● **Brief**: Each record here should be printed again exactly; please leave its pictures out.

● **Items from an interface collection**:
BEGIN

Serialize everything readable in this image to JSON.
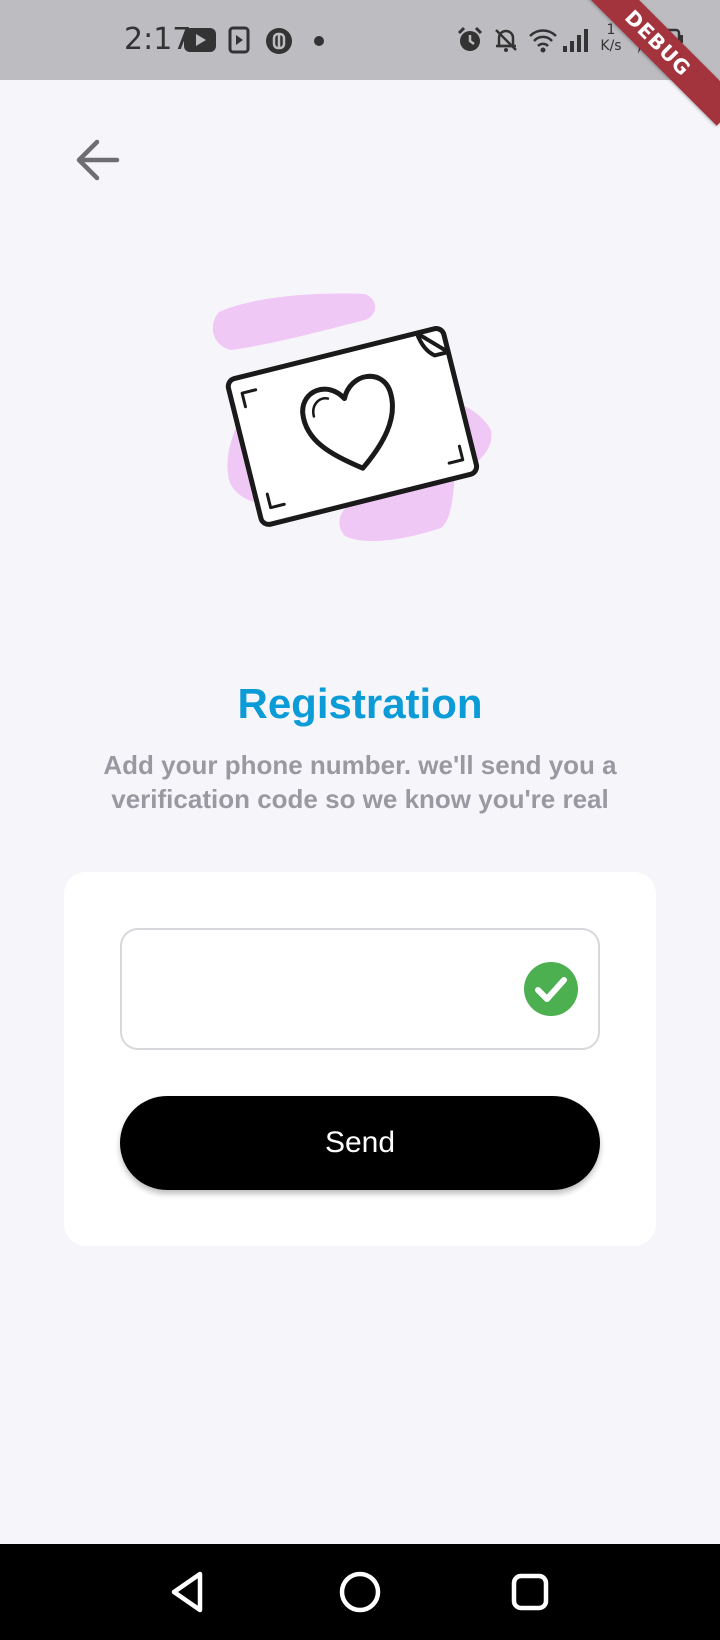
{
  "status_bar": {
    "time": "2:17",
    "net_speed_value": "1",
    "net_speed_unit": "K/s",
    "debug_label": "DEBUG"
  },
  "header": {
    "back_icon": "arrow-left-icon"
  },
  "illustration": {
    "icon": "love-letter-illustration",
    "accent_color": "#f0c8f6"
  },
  "content": {
    "title": "Registration",
    "subtitle": "Add your phone number. we'll send you a verification code so we know you're real"
  },
  "form": {
    "phone_value": "",
    "phone_placeholder": "",
    "valid_icon": "check-circle-icon",
    "send_label": "Send"
  },
  "colors": {
    "title": "#0b9bd7",
    "subtitle": "#9a99a1",
    "check": "#4caf50",
    "button": "#000000",
    "background": "#f6f6fa"
  }
}
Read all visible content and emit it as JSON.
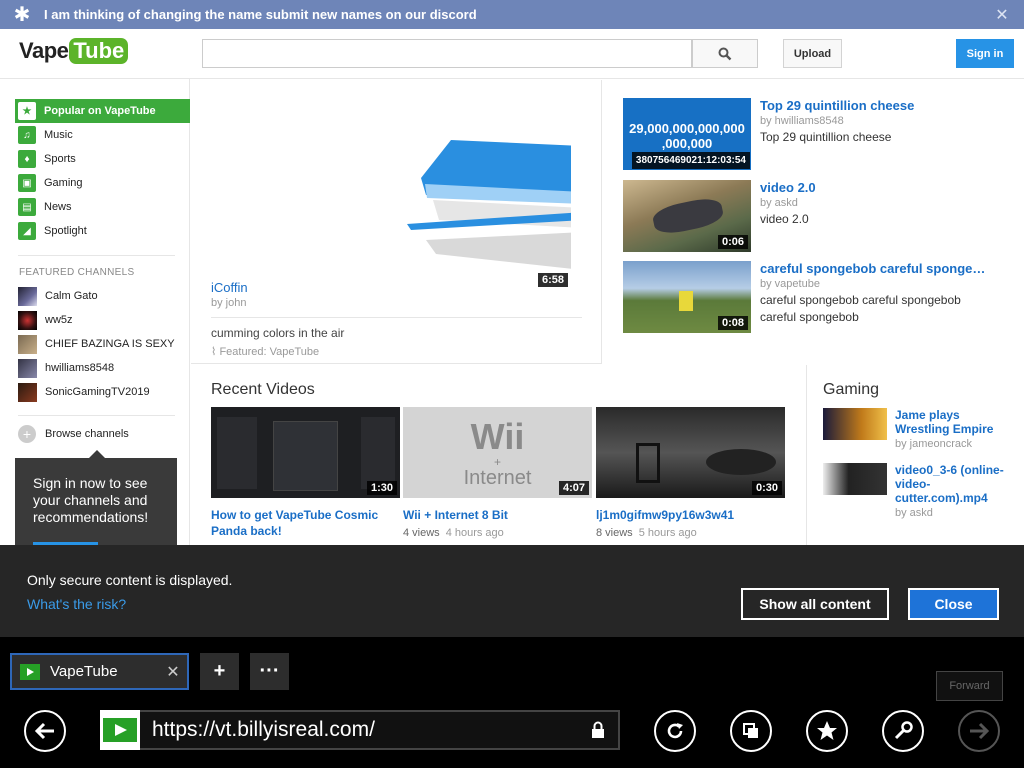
{
  "banner": {
    "text": "I am thinking of changing the name submit new names on our discord",
    "close_label": "✕"
  },
  "header": {
    "logo_part1": "Vape",
    "logo_part2": "Tube",
    "search_placeholder": "",
    "upload_label": "Upload",
    "signin_label": "Sign in"
  },
  "sidebar": {
    "nav": [
      {
        "label": "Popular on VapeTube",
        "icon": "star-icon"
      },
      {
        "label": "Music",
        "icon": "headphones-icon"
      },
      {
        "label": "Sports",
        "icon": "trophy-icon"
      },
      {
        "label": "Gaming",
        "icon": "gamepad-icon"
      },
      {
        "label": "News",
        "icon": "newspaper-icon"
      },
      {
        "label": "Spotlight",
        "icon": "spotlight-icon"
      }
    ],
    "featured_heading": "FEATURED CHANNELS",
    "channels": [
      "Calm Gato",
      "ww5z",
      "CHIEF BAZINGA IS SEXY",
      "hwilliams8548",
      "SonicGamingTV2019"
    ],
    "browse_label": "Browse channels",
    "signin_prompt": "Sign in now to see your channels and recommendations!"
  },
  "featured": {
    "duration": "6:58",
    "title": "iCoffin",
    "by": "by john",
    "description": "cumming colors in the air",
    "featured_by": "Featured: VapeTube"
  },
  "right_videos": [
    {
      "title": "Top 29 quintillion cheese",
      "by": "by hwilliams8548",
      "desc": "Top 29 quintillion cheese",
      "thumb_text1": "29,000,000,000,000",
      "thumb_text2": ",000,000",
      "duration": "380756469021:12:03:54"
    },
    {
      "title": "video 2.0",
      "by": "by askd",
      "desc": "video 2.0",
      "duration": "0:06"
    },
    {
      "title": "careful spongebob careful sponge…",
      "by": "by vapetube",
      "desc": "careful spongebob careful spongebob careful spongebob",
      "duration": "0:08"
    }
  ],
  "recent": {
    "heading": "Recent Videos",
    "items": [
      {
        "title": "How to get VapeTube Cosmic Panda back!",
        "views": "",
        "ago": "",
        "duration": "1:30"
      },
      {
        "title": "Wii + Internet 8 Bit",
        "views": "4 views",
        "ago": "4 hours ago",
        "duration": "4:07",
        "thumb_big": "Wii",
        "thumb_plus": "+",
        "thumb_small": "Internet"
      },
      {
        "title": "lj1m0gifmw9py16w3w41",
        "views": "8 views",
        "ago": "5 hours ago",
        "duration": "0:30"
      }
    ]
  },
  "gaming": {
    "heading": "Gaming",
    "items": [
      {
        "title": "Jame plays Wrestling Empire",
        "by": "by jameoncrack"
      },
      {
        "title": "video0_3-6 (online-video-cutter.com).mp4",
        "by": "by askd"
      }
    ]
  },
  "notice": {
    "message": "Only secure content is displayed.",
    "risk_link": "What's the risk?",
    "show_all": "Show all content",
    "close": "Close"
  },
  "browser": {
    "tab_title": "VapeTube",
    "tab_close": "✕",
    "new_tab": "+",
    "more": "···",
    "forward_tip": "Forward",
    "url": "https://vt.billyisreal.com/"
  }
}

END

● **Solved problem**:
Serialize everything readable in this image to JSON.
{
  "status_bar": {
    "time": "2:17",
    "net_speed_value": "1",
    "net_speed_unit": "K/s",
    "debug_label": "DEBUG"
  },
  "header": {
    "back_icon": "arrow-left-icon"
  },
  "illustration": {
    "icon": "love-letter-illustration",
    "accent_color": "#f0c8f6"
  },
  "content": {
    "title": "Registration",
    "subtitle": "Add your phone number. we'll send you a verification code so we know you're real"
  },
  "form": {
    "phone_value": "",
    "phone_placeholder": "",
    "valid_icon": "check-circle-icon",
    "send_label": "Send"
  },
  "colors": {
    "title": "#0b9bd7",
    "subtitle": "#9a99a1",
    "check": "#4caf50",
    "button": "#000000",
    "background": "#f6f6fa"
  }
}
Read all visible content and emit it as JSON.
{
  "banner": {
    "text": "I am thinking of changing the name submit new names on our discord",
    "close_label": "✕"
  },
  "header": {
    "logo_part1": "Vape",
    "logo_part2": "Tube",
    "search_placeholder": "",
    "upload_label": "Upload",
    "signin_label": "Sign in"
  },
  "sidebar": {
    "nav": [
      {
        "label": "Popular on VapeTube",
        "icon": "star-icon"
      },
      {
        "label": "Music",
        "icon": "headphones-icon"
      },
      {
        "label": "Sports",
        "icon": "trophy-icon"
      },
      {
        "label": "Gaming",
        "icon": "gamepad-icon"
      },
      {
        "label": "News",
        "icon": "newspaper-icon"
      },
      {
        "label": "Spotlight",
        "icon": "spotlight-icon"
      }
    ],
    "featured_heading": "FEATURED CHANNELS",
    "channels": [
      "Calm Gato",
      "ww5z",
      "CHIEF BAZINGA IS SEXY",
      "hwilliams8548",
      "SonicGamingTV2019"
    ],
    "browse_label": "Browse channels",
    "signin_prompt": "Sign in now to see your channels and recommendations!"
  },
  "featured": {
    "duration": "6:58",
    "title": "iCoffin",
    "by": "by john",
    "description": "cumming colors in the air",
    "featured_by": "Featured: VapeTube"
  },
  "right_videos": [
    {
      "title": "Top 29 quintillion cheese",
      "by": "by hwilliams8548",
      "desc": "Top 29 quintillion cheese",
      "thumb_text1": "29,000,000,000,000",
      "thumb_text2": ",000,000",
      "duration": "380756469021:12:03:54"
    },
    {
      "title": "video 2.0",
      "by": "by askd",
      "desc": "video 2.0",
      "duration": "0:06"
    },
    {
      "title": "careful spongebob careful sponge…",
      "by": "by vapetube",
      "desc": "careful spongebob careful spongebob careful spongebob",
      "duration": "0:08"
    }
  ],
  "recent": {
    "heading": "Recent Videos",
    "items": [
      {
        "title": "How to get VapeTube Cosmic Panda back!",
        "views": "",
        "ago": "",
        "duration": "1:30"
      },
      {
        "title": "Wii + Internet 8 Bit",
        "views": "4 views",
        "ago": "4 hours ago",
        "duration": "4:07",
        "thumb_big": "Wii",
        "thumb_plus": "+",
        "thumb_small": "Internet"
      },
      {
        "title": "lj1m0gifmw9py16w3w41",
        "views": "8 views",
        "ago": "5 hours ago",
        "duration": "0:30"
      }
    ]
  },
  "gaming": {
    "heading": "Gaming",
    "items": [
      {
        "title": "Jame plays Wrestling Empire",
        "by": "by jameoncrack"
      },
      {
        "title": "video0_3-6 (online-video-cutter.com).mp4",
        "by": "by askd"
      }
    ]
  },
  "notice": {
    "message": "Only secure content is displayed.",
    "risk_link": "What's the risk?",
    "show_all": "Show all content",
    "close": "Close"
  },
  "browser": {
    "tab_title": "VapeTube",
    "tab_close": "✕",
    "new_tab": "+",
    "more": "···",
    "forward_tip": "Forward",
    "url": "https://vt.billyisreal.com/"
  }
}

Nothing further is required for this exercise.